> [Material for the task]:
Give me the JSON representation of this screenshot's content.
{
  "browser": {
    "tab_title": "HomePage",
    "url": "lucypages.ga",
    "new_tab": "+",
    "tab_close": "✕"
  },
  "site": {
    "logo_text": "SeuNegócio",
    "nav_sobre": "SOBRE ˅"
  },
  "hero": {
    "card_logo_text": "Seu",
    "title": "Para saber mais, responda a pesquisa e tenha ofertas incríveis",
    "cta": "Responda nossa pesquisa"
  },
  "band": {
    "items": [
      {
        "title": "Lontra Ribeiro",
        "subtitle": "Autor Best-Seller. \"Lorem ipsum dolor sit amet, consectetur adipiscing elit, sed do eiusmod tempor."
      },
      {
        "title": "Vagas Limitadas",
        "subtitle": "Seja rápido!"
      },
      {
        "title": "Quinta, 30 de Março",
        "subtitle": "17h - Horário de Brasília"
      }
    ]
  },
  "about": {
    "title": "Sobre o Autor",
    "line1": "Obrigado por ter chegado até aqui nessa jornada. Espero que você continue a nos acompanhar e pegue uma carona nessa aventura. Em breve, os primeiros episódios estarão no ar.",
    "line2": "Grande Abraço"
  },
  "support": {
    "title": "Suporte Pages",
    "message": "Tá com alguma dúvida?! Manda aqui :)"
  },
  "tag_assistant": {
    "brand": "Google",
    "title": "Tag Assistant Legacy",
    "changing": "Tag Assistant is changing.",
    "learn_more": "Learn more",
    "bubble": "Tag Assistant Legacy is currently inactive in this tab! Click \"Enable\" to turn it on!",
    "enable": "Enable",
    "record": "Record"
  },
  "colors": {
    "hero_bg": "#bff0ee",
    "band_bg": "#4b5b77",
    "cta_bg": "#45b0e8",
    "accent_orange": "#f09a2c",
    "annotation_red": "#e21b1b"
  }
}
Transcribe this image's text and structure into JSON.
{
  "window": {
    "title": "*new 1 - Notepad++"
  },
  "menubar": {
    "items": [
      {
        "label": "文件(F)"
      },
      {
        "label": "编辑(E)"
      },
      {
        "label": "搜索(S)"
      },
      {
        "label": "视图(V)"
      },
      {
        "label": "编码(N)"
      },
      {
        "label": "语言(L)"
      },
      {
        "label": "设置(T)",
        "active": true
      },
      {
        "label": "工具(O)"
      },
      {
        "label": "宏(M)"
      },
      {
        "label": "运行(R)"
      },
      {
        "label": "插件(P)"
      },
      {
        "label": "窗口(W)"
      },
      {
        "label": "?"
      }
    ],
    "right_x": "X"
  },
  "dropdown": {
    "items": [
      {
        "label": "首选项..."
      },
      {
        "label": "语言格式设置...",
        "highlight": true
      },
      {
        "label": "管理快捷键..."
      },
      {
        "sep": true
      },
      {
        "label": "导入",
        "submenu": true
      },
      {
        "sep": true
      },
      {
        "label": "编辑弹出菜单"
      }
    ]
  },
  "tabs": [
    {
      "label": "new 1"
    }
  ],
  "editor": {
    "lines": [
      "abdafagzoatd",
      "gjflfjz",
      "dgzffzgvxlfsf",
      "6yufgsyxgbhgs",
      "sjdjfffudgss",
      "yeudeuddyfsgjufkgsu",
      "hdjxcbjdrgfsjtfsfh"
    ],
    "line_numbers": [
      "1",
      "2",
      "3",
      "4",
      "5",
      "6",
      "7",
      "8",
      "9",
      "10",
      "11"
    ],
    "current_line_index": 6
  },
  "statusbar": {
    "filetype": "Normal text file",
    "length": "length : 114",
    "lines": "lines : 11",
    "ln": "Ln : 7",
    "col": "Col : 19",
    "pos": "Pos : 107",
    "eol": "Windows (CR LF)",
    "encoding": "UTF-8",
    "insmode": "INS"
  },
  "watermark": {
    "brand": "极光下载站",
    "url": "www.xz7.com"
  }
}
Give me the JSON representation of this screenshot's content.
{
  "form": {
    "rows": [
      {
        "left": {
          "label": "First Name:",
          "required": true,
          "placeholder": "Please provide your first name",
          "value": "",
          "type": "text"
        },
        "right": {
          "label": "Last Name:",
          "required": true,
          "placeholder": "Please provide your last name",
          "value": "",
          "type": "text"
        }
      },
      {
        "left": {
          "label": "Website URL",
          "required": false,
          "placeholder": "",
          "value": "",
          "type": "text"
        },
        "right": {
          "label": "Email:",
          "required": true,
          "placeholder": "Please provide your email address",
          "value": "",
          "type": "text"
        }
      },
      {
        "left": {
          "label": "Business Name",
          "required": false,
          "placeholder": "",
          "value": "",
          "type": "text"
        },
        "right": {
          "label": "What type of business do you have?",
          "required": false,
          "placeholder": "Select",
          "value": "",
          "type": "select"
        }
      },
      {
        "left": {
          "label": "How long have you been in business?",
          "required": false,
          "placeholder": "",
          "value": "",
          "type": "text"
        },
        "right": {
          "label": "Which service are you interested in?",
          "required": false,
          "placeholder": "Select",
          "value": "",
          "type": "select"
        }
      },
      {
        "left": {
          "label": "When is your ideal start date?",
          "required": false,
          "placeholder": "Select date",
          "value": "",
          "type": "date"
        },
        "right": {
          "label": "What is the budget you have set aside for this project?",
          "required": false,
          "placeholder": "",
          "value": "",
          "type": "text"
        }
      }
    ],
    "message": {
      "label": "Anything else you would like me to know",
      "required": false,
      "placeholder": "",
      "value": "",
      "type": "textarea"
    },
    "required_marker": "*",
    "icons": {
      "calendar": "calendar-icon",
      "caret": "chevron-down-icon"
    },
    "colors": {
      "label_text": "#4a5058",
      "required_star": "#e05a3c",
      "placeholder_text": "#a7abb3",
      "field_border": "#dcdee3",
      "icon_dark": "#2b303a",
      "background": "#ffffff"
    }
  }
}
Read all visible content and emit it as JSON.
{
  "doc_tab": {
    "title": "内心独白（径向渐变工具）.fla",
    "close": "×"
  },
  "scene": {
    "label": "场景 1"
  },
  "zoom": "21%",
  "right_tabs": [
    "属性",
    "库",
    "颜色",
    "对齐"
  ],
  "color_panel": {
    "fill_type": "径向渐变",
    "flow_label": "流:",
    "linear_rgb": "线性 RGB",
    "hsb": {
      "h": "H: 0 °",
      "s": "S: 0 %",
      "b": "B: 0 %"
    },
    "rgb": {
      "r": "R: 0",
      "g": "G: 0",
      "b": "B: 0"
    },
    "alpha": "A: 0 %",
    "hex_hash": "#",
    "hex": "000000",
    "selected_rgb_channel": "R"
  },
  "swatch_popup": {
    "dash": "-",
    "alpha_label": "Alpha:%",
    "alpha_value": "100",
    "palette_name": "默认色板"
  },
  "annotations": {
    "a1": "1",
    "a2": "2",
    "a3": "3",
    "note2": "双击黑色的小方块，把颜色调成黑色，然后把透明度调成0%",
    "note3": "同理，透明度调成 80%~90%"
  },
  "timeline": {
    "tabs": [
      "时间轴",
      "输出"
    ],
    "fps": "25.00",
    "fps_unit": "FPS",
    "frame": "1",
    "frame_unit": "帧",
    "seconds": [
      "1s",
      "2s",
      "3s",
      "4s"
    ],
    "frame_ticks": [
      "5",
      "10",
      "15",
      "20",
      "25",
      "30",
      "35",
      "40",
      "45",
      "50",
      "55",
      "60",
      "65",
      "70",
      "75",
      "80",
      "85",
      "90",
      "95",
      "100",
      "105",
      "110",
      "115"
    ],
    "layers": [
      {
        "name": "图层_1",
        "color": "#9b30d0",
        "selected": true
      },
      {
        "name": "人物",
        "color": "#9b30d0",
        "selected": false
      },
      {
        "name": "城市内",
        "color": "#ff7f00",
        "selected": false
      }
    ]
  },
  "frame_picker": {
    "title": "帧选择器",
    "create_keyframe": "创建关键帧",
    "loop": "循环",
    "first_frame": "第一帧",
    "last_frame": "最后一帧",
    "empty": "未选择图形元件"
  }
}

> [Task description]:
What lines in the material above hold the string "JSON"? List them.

> [Finished task]:
Give me the JSON representation of this screenshot's content.
Transcribe this image's text and structure into JSON.
Give me the JSON representation of this screenshot's content.
Read all visible content and emit it as JSON.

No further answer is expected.